For teens, social media use is a way for them to connect with other, said Laura Tierney, founder and CEO of The Social Institute, in a statement earlier this year. The Social Institute promotes ways for youth to have positive and healthy interactions on social media.
Tierney added that through social media, texting and gaming, students are able to hang out with their friends, build relationships, stay informed on current events and pursue their passions.
A recent American Psychological Association health advisory for social media use among adolescents said the platforms are not inherently beneficial or harmful to youth. The advisory points to research describing how some teens with mental health concerns may benefit from opportunities with social media to socialize, particularly those teens who experience adversity or isolation when they are offline.

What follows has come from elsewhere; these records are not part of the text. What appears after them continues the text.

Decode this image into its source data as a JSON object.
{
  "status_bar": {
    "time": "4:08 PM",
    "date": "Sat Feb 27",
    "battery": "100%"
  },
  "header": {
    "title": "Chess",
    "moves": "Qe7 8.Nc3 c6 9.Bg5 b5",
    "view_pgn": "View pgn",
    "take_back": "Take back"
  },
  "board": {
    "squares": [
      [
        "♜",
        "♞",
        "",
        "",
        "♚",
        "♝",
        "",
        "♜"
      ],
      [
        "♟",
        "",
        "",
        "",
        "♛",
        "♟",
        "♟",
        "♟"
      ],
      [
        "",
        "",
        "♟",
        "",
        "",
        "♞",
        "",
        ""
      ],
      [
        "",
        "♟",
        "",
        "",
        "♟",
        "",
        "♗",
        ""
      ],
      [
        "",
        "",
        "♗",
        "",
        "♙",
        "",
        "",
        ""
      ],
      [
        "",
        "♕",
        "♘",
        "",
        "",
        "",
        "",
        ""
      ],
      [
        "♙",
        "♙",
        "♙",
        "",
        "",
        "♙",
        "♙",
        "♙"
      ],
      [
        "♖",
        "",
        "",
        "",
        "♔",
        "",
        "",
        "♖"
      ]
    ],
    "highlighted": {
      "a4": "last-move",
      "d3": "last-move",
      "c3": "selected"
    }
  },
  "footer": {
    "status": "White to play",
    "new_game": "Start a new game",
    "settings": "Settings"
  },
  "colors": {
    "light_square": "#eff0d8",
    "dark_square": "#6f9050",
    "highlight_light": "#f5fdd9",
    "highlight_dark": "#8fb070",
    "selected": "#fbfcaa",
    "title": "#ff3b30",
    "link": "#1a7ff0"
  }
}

The APA also recommended that social media features be tailored to the social and cognitive abilities of teen users and that their exposure to harmful content be minimized, reported and removed. The advisory added that technology should not drive users to this type of content.
“These are complex issues, but we will continue working with parents, experts and regulators such as the state attorneys general to develop new tools, features and policies that meet the needs of teens and their families.”
Head of Safety for Meta
If the plaintiffs prevail and social media companies have to change design features, it could spell the end for these companies, said Goldman. State laws limiting social media use are threats to the businesses as well, Goldman said.
New laws in Utah will require social media companies to get parental consent for users under the age of 18 and to have a default setting that blocks overnight access for minor users. The companies also will be prohibited from targeting minors’ social media accounts with addictive designs or features, according to a statement from the governor’s office.
TikTok — the social media site most favored by teens, according to one survey — will be banned in Montana beginning Jan. 1, 2024. The state’s move in this direction was out of concern that user’s private data was going to be misused by “foreign adversaries,” according to an announcement by the state. ByteDance, the company that owns TikTok, is a Chinese company.
Plaintiffs’ attorney Hazam said the master complaint does not say that all social media is inherently evil. “The problem is that these companies have used reams of data that they pull from young users to design very high-powered, sophisticated algorithms, to addict them to their platforms and keep them looking at them as much as possible for as long as possible,” Hazam said.
Looking for many solutions
One academic in the field said the defendant companies in the case should ask what school systems are doing to educate teens on healthy social media habits.
“If [school] boards want to help cut down on problems, get ahead of the problem and try to cut it off at the pass,” said Charles Russo, Joseph Panzer Chair in Education in the University of Dayton School of Education and Health Sciences and research professor of law in the university’s School of Law. “But you can’t just throw your hands up and say, ‘It’s all social media’s fault.’ If we know there’s a problem, we got to do something to address it.”
Seattle counsel Narver said the youth mental health problem is so pervasive that the district is trying to address it from many different angles, including participating in this lawsuit.
The district’s complaint filed in January said that in an effort to address the youth mental health crisis in Seattle, it has hired additional staff, developed resources and conducted professional training regarding students’ mental, emotional and social health. It has also created lesson plans to teach about the dangers of social media misuse.
“We’re doing our best,” Narver said. “You’re fighting some really hard and powerful forces. These are some of the richest companies in the world we’re talking about, and they have very strong economic incentives to continue with business as usual.”